When I have gone on beach vacations, it’s been under duress. I married into a family of generous people who are also horrifying extroverts, and whose notion of a good time is a nice, boozy, mostly reclined stay on some tropical island together. But for catastrophists like me, the luxury beach resort raises a whole new set of psychological torments on top of those provided by more ordinary beaches. The entire time that we’re in our ostensible paradise, I’m busy obsessing over the unintended consequences of our stay, such as the environmental degradation caused by bringing wasteful tourists to delicate ecosystems and the racist and classist issues of displacement.
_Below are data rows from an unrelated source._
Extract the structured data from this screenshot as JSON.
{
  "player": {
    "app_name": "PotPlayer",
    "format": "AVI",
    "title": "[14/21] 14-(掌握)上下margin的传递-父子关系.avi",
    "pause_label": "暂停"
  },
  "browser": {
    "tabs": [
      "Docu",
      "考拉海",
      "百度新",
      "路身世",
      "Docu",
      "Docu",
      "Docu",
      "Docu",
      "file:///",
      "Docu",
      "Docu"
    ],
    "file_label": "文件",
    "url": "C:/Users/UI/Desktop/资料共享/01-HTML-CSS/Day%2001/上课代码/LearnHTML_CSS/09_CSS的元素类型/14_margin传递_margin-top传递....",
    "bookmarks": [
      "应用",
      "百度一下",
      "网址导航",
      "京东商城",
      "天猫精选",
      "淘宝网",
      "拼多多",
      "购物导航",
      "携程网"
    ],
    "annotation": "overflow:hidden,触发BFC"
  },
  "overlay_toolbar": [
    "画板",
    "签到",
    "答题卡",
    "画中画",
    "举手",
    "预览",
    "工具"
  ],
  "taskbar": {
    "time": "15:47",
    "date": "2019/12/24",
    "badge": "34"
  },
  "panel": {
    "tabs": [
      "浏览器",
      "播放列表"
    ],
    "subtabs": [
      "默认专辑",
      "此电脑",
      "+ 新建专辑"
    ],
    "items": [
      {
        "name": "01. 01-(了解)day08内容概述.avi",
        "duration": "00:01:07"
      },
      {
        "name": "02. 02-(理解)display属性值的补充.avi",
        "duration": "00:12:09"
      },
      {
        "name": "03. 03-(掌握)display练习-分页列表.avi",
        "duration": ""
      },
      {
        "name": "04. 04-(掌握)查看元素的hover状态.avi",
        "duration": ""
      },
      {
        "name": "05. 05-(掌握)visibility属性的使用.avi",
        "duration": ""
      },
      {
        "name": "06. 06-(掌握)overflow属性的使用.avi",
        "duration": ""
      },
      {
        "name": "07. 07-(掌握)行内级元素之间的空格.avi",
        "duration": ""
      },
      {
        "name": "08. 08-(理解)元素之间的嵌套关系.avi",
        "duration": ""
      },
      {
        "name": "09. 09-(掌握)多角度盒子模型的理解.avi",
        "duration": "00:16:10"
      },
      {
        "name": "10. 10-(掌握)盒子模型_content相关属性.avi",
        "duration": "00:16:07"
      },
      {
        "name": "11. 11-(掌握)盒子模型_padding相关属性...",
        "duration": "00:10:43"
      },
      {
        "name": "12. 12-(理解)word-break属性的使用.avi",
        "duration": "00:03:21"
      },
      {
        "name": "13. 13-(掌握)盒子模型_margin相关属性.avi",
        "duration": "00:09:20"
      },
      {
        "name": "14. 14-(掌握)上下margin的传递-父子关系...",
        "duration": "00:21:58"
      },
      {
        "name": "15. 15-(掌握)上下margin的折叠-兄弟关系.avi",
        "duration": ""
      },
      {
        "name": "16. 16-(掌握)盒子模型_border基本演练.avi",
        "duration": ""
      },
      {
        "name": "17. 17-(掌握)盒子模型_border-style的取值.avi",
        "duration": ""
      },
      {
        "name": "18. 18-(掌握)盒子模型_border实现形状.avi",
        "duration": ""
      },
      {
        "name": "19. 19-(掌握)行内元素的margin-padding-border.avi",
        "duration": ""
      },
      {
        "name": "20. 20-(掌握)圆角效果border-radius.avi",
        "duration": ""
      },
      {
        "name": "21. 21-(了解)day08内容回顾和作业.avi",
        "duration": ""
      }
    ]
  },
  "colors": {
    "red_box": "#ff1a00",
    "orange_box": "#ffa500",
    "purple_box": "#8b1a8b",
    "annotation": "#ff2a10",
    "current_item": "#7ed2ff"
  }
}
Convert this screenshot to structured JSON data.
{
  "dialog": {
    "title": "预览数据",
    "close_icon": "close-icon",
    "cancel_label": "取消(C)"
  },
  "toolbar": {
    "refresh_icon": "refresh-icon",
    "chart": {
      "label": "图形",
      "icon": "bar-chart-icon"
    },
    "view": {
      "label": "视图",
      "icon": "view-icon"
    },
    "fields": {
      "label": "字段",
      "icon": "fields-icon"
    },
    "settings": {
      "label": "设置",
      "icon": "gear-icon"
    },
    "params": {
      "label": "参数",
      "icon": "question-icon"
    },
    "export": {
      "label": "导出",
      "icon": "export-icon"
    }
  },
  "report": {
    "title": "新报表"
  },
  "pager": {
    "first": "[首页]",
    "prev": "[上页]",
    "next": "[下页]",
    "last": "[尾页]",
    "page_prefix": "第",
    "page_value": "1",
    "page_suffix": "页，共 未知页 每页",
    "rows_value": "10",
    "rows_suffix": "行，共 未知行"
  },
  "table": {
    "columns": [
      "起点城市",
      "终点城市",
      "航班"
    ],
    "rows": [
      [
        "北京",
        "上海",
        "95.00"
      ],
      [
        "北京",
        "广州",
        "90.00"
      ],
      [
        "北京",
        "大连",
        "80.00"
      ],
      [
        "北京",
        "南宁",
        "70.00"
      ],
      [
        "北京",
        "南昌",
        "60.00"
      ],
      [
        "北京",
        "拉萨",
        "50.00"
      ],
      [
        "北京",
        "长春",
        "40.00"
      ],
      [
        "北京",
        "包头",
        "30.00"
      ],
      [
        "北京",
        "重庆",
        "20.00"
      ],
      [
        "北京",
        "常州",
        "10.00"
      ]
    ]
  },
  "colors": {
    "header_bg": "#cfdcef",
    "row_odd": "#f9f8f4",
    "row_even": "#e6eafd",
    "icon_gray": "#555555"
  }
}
The Situationists, as usual, said it best in Paris in the spring of 1968, when, in protest of capitalism, they scrawled graffiti reading CLUB MED: A CHEAP HOLIDAY IN OTHER PEOPLE’S MISERY.

For a long time after the Romans, the concept of the luxury beach resort disappeared, resurfacing in altered form when the English upper classes, grown weary of their inland spas, began to be seduced by the curative properties of cold ocean water. In 1753 a doctor named Richard Russell moved to the old Saxon town of Brighton, on the south coast of England, and built a guesthouse for himself and his patients, setting off a little craze that spread across the channel to places like Trouville and Cabourg (which Marcel Proust reinvented in his fiction as Balbec). But these attempts at the beach resort were somewhat unpleasant and chilly. They offered very little luxury and relaxation, and encouraged drinking a great deal of seawater to purge bodily ills and leaping frequently into the frigid waves from horse-drawn bathing machines.

Read the rest of this article at: The Atlantic

Follow us on Instagram @thisisglamorous

News 04.07.22 : Today’s Articles of Interest from Around the Internets

By 1991, sampling had entered a golden era with De La Soul’s 3 Feet High and Rising, NWA’s Straight Outta Compton and the Beastie Boys’ Paul’s Boutique. I was a senior in high school, frustrated that I couldn’t afford turntables, let alone a sampler. I was doing poor man’s sampling by cueing records directly into my four-track cassette recorder, trying to fool the industry that I was more equipped.

I pooled all my money, went down to the Guitar Center in San Francisco and bought the Akai MPC60. When anybody buys an instrument, they always say that they go home and stay awake for two and a half days, just playing. That’s exactly what I did. You could only sample 2.5 seconds of stereo and store 13 seconds, so I would do the beat, melody, percussion, and go to the studio of Dan the Automator, a producer who had an early form of multi-tracking using VHS tapes. For the seven-inch mix of Stem, I wanted to sample Heat, the 1995 movie, so I said: “Make sure you’ve got a VCR. I’m gonna go rent the movie.”

I wanted people to understand that sampling has a long lineage, so the credits are right there in the liner notes. James Lavelle from Mo’Wax said: “Give us a list of the big eight.” So I identified the samples most likely to cause issues, such as Metallica, Björk and the piano on Midnight in a Perfect World that comes from 1969 song The Human Abstract by David Axelrod. A few weeks later I said, “Do you want some more?” and he said, “We still have our hands full, thanks.”
I spent the summer of 1996 in the UK promoting the album. As a 23-year-old, there seemed such an optimistic aura. The album didn’t take off in the US until a year later. I’d hop on the phone to do an interview and would be met with a confused silence: people assumed I was British.

I know some fans think I don’t like talking about Endtroducing, as if it’s some sort of albatross, but that’s not true. There’s also been a narrative that James and I don’t get along. There has been some truth to that, but I’d do anything for James, and I’m sure he feels the same.

Read the rest of this article at: The Guardian

P.S. previous articles & more by P.F.M.